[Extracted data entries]

☆ ☆ ☆ ☆ ☆ ☆ ☆

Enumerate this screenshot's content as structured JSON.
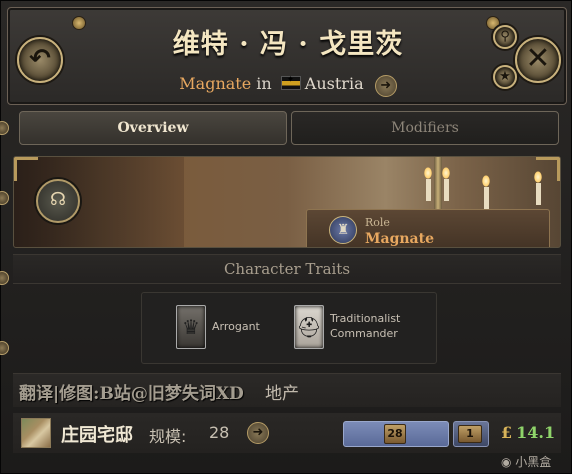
{
  "header": {
    "character_name": "维特 · 冯 · 戈里茨",
    "role": "Magnate",
    "in_word": "in",
    "country": "Austria"
  },
  "tabs": [
    {
      "label": "Overview",
      "active": true
    },
    {
      "label": "Modifiers",
      "active": false
    }
  ],
  "portrait": {
    "role_label": "Role",
    "role_value": "Magnate"
  },
  "traits": {
    "heading": "Character Traits",
    "items": [
      {
        "name": "Arrogant",
        "icon": "crown-icon"
      },
      {
        "name": "Traditionalist Commander",
        "icon": "helmet-icon"
      }
    ]
  },
  "watermark": "翻译|修图:B站@旧梦失词XD",
  "estates_heading": "地产",
  "estate": {
    "name": "庄园宅邸",
    "level_label": "规模:",
    "level": "28",
    "employment": "28",
    "buildings": "1",
    "currency_symbol": "£",
    "income": "14.1"
  },
  "logo_text": "小黑盒",
  "colors": {
    "role_text": "#e8a860",
    "income_text": "#8fd46a",
    "gold_accent": "#c8b17c"
  }
}
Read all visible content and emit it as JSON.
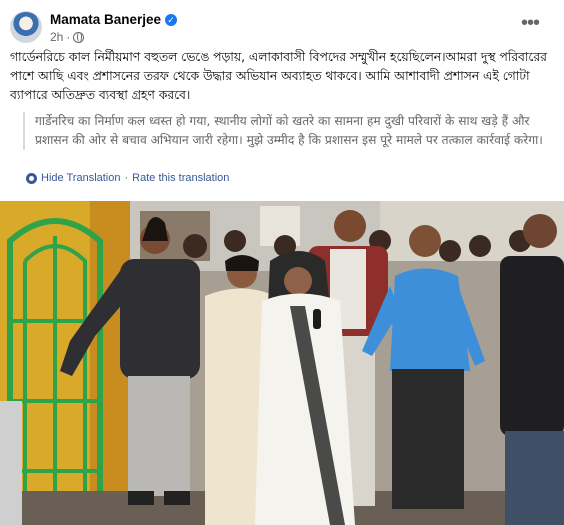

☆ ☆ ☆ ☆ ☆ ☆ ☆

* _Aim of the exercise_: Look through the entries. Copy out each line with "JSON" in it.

* _Written response_:
Enumerate this screenshot's content as structured JSON.
Read all visible content and emit it as JSON.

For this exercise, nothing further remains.